WHAT IS BEING ASKED
Could you restate every entry word for word, leaving the pictures out?

DATASET RECORDS
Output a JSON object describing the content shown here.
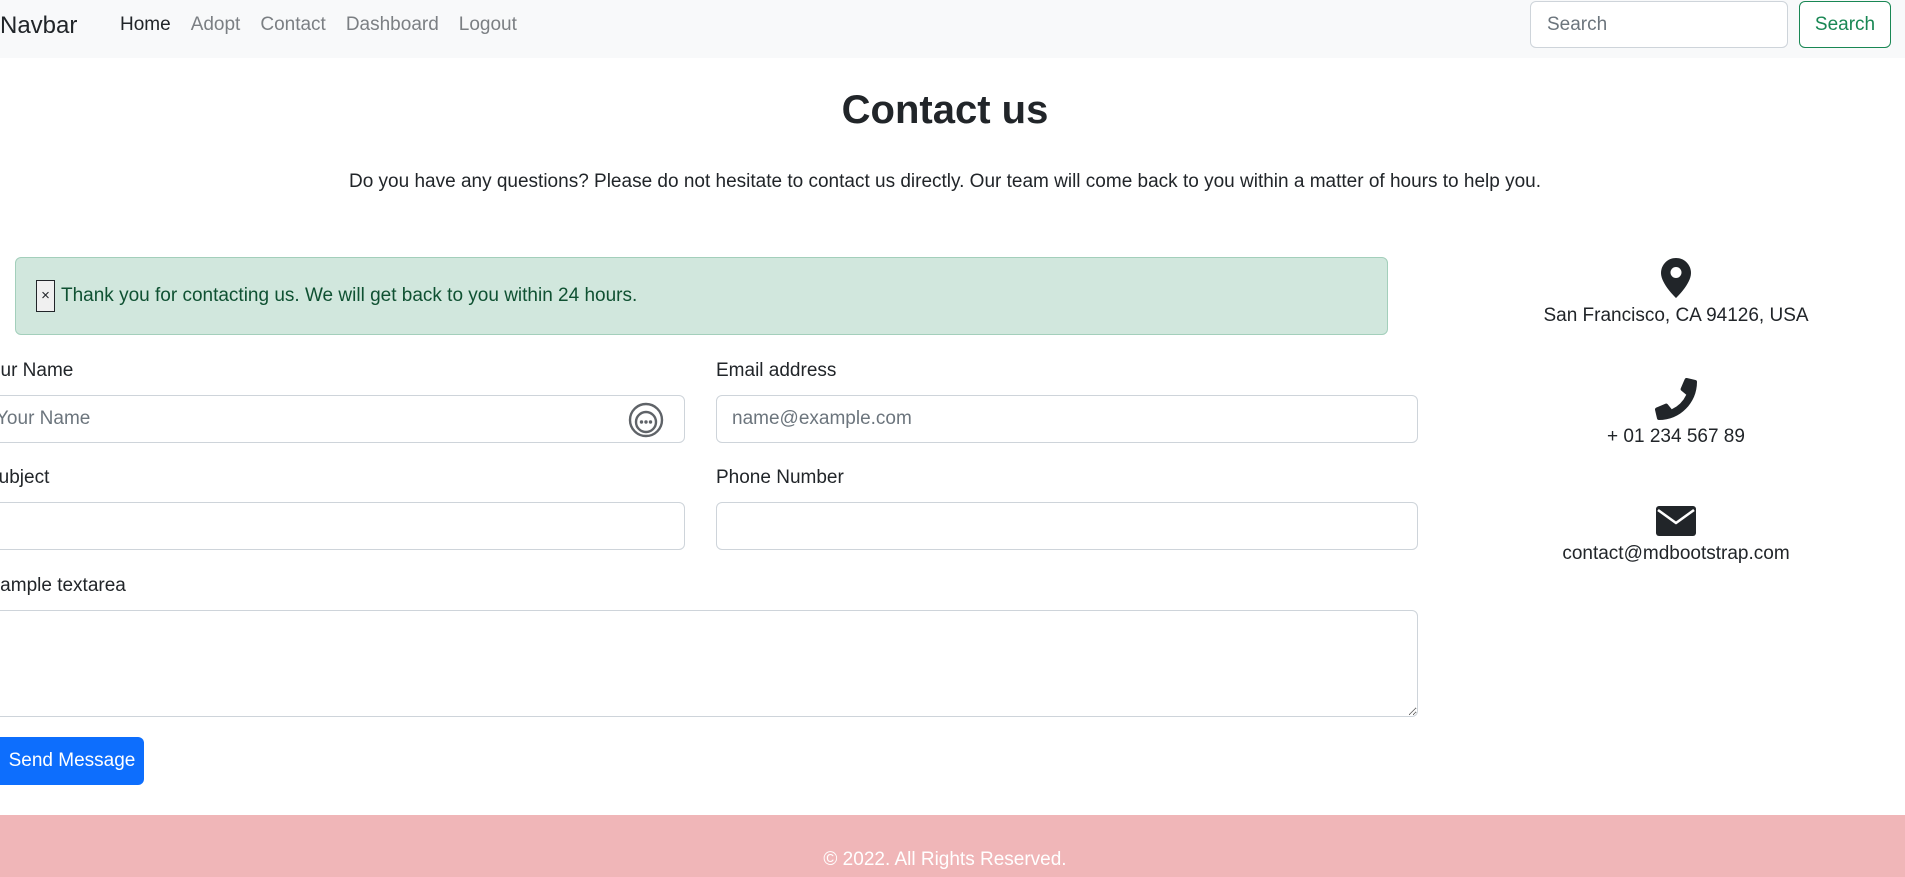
{
  "navbar": {
    "brand": "Navbar",
    "links": [
      "Home",
      "Adopt",
      "Contact",
      "Dashboard",
      "Logout"
    ],
    "search_placeholder": "Search",
    "search_button": "Search"
  },
  "header": {
    "title": "Contact us",
    "subtitle": "Do you have any questions? Please do not hesitate to contact us directly. Our team will come back to you within a matter of hours to help you."
  },
  "alert": {
    "close_label": "×",
    "message": "Thank you for contacting us. We will get back to you within 24 hours."
  },
  "form": {
    "name_label": "Your Name",
    "name_placeholder": "Your Name",
    "email_label": "Email address",
    "email_placeholder": "name@example.com",
    "subject_label": "Subject",
    "phone_label": "Phone Number",
    "textarea_label": "Example textarea",
    "submit_label": "Send Message"
  },
  "contact_info": {
    "address": "San Francisco, CA 94126, USA",
    "phone": "+ 01 234 567 89",
    "email": "contact@mdbootstrap.com",
    "icons": [
      "map-marker-icon",
      "phone-icon",
      "envelope-icon"
    ]
  },
  "footer": {
    "text": "© 2022. All Rights Reserved."
  },
  "colors": {
    "success_bg": "#d1e7dd",
    "success_text": "#0f5132",
    "primary": "#0d6efd",
    "search_green": "#198754",
    "footer_bg": "#f0b6b8"
  }
}
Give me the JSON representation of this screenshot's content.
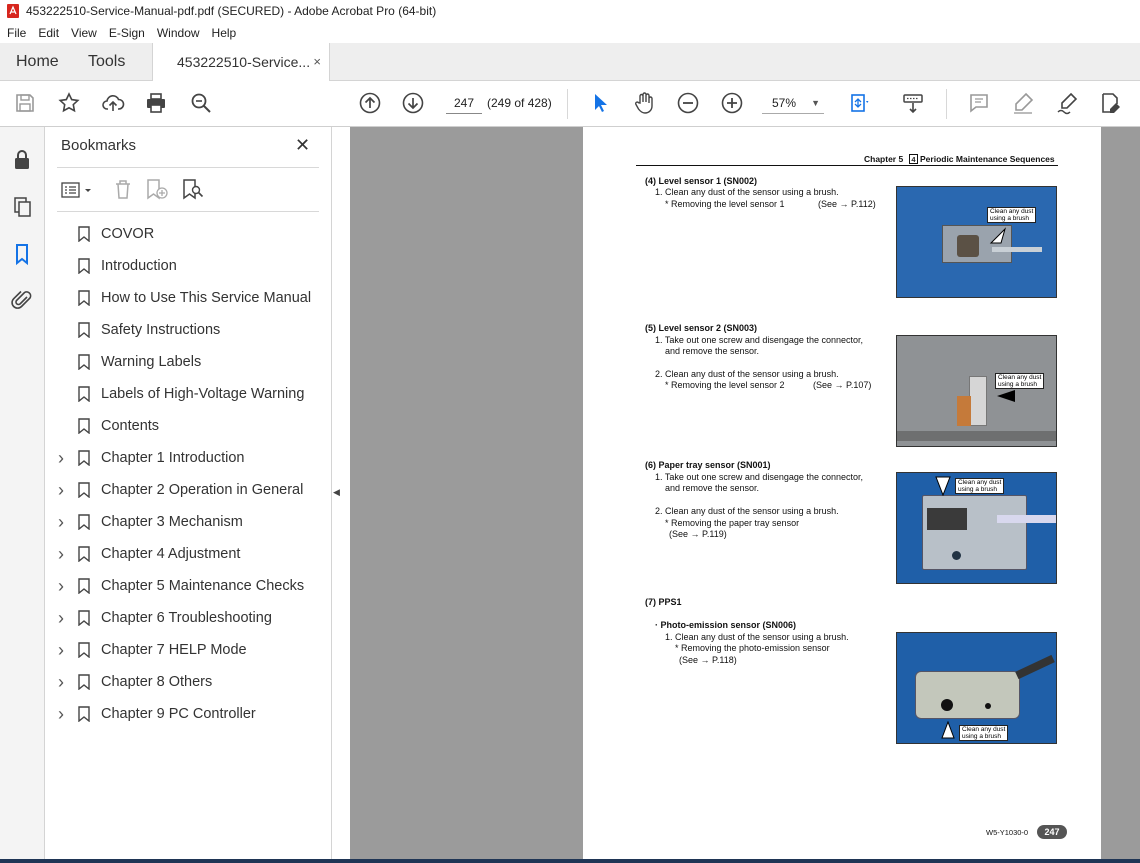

RESULT OF THIS TASK
Output a JSON object describing the content shown here.
{
  "navbar": {
    "brand": "Navbar",
    "links": [
      "Home",
      "Adopt",
      "Contact",
      "Dashboard",
      "Logout"
    ],
    "search_placeholder": "Search",
    "search_button": "Search"
  },
  "header": {
    "title": "Contact us",
    "subtitle": "Do you have any questions? Please do not hesitate to contact us directly. Our team will come back to you within a matter of hours to help you."
  },
  "alert": {
    "close_label": "×",
    "message": "Thank you for contacting us. We will get back to you within 24 hours."
  },
  "form": {
    "name_label": "Your Name",
    "name_placeholder": "Your Name",
    "email_label": "Email address",
    "email_placeholder": "name@example.com",
    "subject_label": "Subject",
    "phone_label": "Phone Number",
    "textarea_label": "Example textarea",
    "submit_label": "Send Message"
  },
  "contact_info": {
    "address": "San Francisco, CA 94126, USA",
    "phone": "+ 01 234 567 89",
    "email": "contact@mdbootstrap.com",
    "icons": [
      "map-marker-icon",
      "phone-icon",
      "envelope-icon"
    ]
  },
  "footer": {
    "text": "© 2022. All Rights Reserved."
  },
  "colors": {
    "success_bg": "#d1e7dd",
    "success_text": "#0f5132",
    "primary": "#0d6efd",
    "search_green": "#198754",
    "footer_bg": "#f0b6b8"
  }
}
Give me the JSON representation of this screenshot's content.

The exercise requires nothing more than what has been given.